_Exercise data_

________________

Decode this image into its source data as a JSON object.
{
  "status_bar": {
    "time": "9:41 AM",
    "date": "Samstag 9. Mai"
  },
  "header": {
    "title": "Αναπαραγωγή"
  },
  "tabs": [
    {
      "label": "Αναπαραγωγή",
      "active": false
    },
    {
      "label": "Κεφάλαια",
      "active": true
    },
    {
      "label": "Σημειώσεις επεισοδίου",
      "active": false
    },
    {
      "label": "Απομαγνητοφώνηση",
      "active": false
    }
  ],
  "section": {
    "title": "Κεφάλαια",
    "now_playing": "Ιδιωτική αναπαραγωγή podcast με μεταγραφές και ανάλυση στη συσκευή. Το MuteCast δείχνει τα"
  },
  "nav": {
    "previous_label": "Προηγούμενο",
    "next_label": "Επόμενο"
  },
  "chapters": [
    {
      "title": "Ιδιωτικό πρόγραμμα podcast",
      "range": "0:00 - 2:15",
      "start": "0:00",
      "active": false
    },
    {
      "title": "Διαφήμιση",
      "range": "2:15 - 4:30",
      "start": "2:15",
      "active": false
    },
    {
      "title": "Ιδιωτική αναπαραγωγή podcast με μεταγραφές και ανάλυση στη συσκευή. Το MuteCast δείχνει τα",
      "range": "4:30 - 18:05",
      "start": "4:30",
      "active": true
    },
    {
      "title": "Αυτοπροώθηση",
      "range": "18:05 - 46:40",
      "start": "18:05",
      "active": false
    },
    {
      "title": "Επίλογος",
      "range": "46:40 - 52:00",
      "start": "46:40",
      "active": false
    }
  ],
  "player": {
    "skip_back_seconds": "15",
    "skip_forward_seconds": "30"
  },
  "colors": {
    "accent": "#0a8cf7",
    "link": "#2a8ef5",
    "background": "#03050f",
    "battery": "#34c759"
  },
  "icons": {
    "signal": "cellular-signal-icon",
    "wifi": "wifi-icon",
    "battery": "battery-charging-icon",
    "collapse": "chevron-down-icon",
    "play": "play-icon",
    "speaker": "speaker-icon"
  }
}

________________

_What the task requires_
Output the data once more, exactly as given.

_Solution to the exercise_
Decode this image into its source data as a JSON object.
{
  "status_bar": {
    "time": "9:41 AM",
    "date": "Samstag 9. Mai"
  },
  "header": {
    "title": "Αναπαραγωγή"
  },
  "tabs": [
    {
      "label": "Αναπαραγωγή",
      "active": false
    },
    {
      "label": "Κεφάλαια",
      "active": true
    },
    {
      "label": "Σημειώσεις επεισοδίου",
      "active": false
    },
    {
      "label": "Απομαγνητοφώνηση",
      "active": false
    }
  ],
  "section": {
    "title": "Κεφάλαια",
    "now_playing": "Ιδιωτική αναπαραγωγή podcast με μεταγραφές και ανάλυση στη συσκευή. Το MuteCast δείχνει τα"
  },
  "nav": {
    "previous_label": "Προηγούμενο",
    "next_label": "Επόμενο"
  },
  "chapters": [
    {
      "title": "Ιδιωτικό πρόγραμμα podcast",
      "range": "0:00 - 2:15",
      "start": "0:00",
      "active": false
    },
    {
      "title": "Διαφήμιση",
      "range": "2:15 - 4:30",
      "start": "2:15",
      "active": false
    },
    {
      "title": "Ιδιωτική αναπαραγωγή podcast με μεταγραφές και ανάλυση στη συσκευή. Το MuteCast δείχνει τα",
      "range": "4:30 - 18:05",
      "start": "4:30",
      "active": true
    },
    {
      "title": "Αυτοπροώθηση",
      "range": "18:05 - 46:40",
      "start": "18:05",
      "active": false
    },
    {
      "title": "Επίλογος",
      "range": "46:40 - 52:00",
      "start": "46:40",
      "active": false
    }
  ],
  "player": {
    "skip_back_seconds": "15",
    "skip_forward_seconds": "30"
  },
  "colors": {
    "accent": "#0a8cf7",
    "link": "#2a8ef5",
    "background": "#03050f",
    "battery": "#34c759"
  },
  "icons": {
    "signal": "cellular-signal-icon",
    "wifi": "wifi-icon",
    "battery": "battery-charging-icon",
    "collapse": "chevron-down-icon",
    "play": "play-icon",
    "speaker": "speaker-icon"
  }
}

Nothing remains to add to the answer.